The American Dream is premised on the notion that anyone who works hard here can earn a decent living. Corporations like Walmart have turned that dream into a living nightmare for the men and women they employ, and it’s up to the American people to put a stop to it. As Walmart employees in Phoenix and other major cities across the country protest their conditions this week, we must recommit to ensuring the American Dream remains within reach for everyone willing to work for it.
Posted by FourScore | Wed Oct 15, 2014, 10:56 PM (1 replies)
Seriously? In Georgia?? You boys don't know the difference between okra and Mary Jane? Why, didn't your Mamas ever fry that slimy stuff for you all? My lord!
Mon Oct 06, 2014 at 10:15 AM PDT
Georgia deputies raid man's home after mistaking okra plants for marijuana
by Jen Hayden
Helicopter hovering over Dwayne Perry's backyard attribution: screenshot from video

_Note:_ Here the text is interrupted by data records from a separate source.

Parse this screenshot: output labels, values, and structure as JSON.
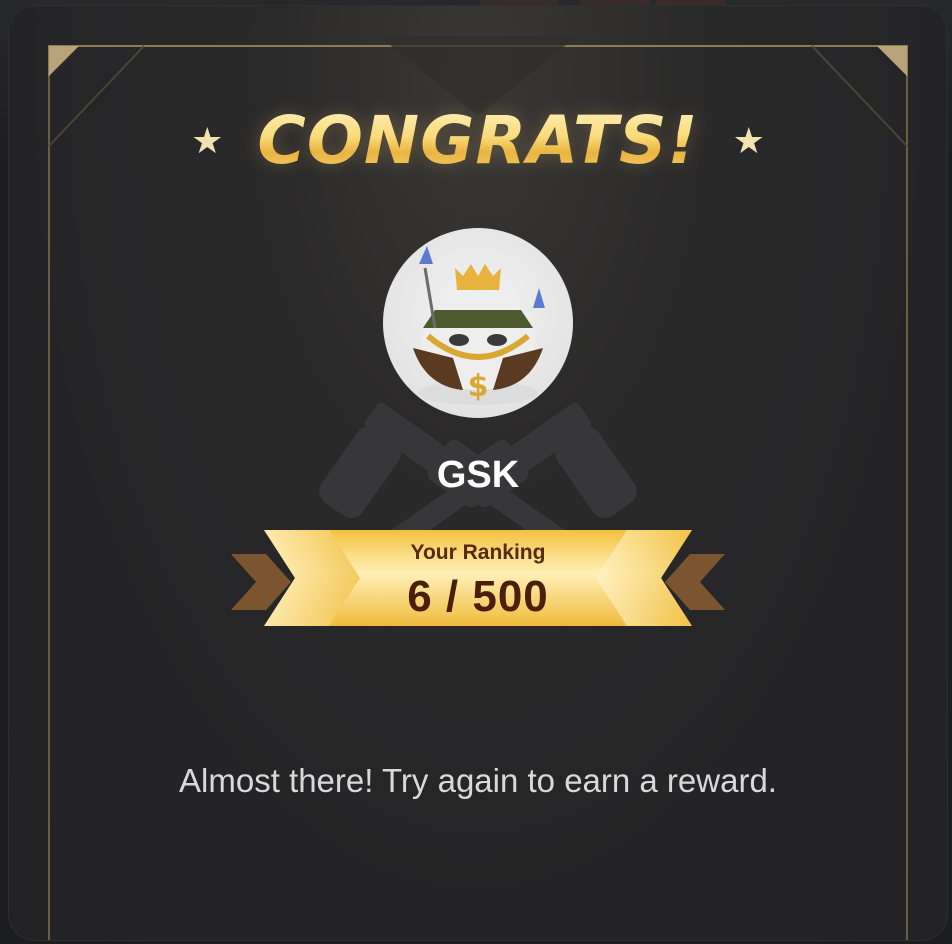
{
  "modal": {
    "title": "CONGRATS!",
    "star_left": "★",
    "star_right": "★",
    "background_emblem": "crossed-revolvers",
    "user": {
      "name": "GSK",
      "avatar": "crowned-bird-avatar"
    },
    "ranking": {
      "label": "Your Ranking",
      "value": "6 / 500"
    },
    "message": "Almost there! Try again to earn a reward."
  },
  "colors": {
    "modal_background": "#242426",
    "gold": "#f4c64a",
    "gold_light": "#fff2c0",
    "ranking_text": "#4a1f0b",
    "chevron_brown": "#7b5530",
    "message_text": "#d9d9d9"
  }
}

Once again, from the "not The Onion" files, Georgia deputies went full SWAT to raid Dwayne Perry's home because they thought he was growing marijuana in his backyard. But, no. It was okra:
"I was scared actually, at first, because I didn't know what was happening,” said homeowner Dwayne Perry.
All he noticed was that there was a chopper sitting unusually low over his house, then Bartow County deputies and a K-9 unit appeared at his doorstep in minutes.
"They were strapped to the gills,” Perry said.
Georgia State Patrol says they still haven't identified the mysterious (and enormously popular Southern vegetable):
"We've not been able to identify it as of yet. But it did have quite a number of characteristics that were similar to a cannabis plant,” said Georgia State Patrol Capt. Kermit Stokes.
Dwayne Perry says he's still embarrassed and feels his reputation has been damaged, not to mention being terrified at how quickly something could have gone wrong.
Even if this were one small patch of homegrown marijuana, isn't this type of police response just a wee bit overkill? Especially when 75% of Americans don't even think it should be a jailable offense and 58% think it should be legal outright?
See an interview with Dwayne Perry below the fold.
Posted by FourScore | Mon Oct 6, 2014, 02:49 PM (19 replies)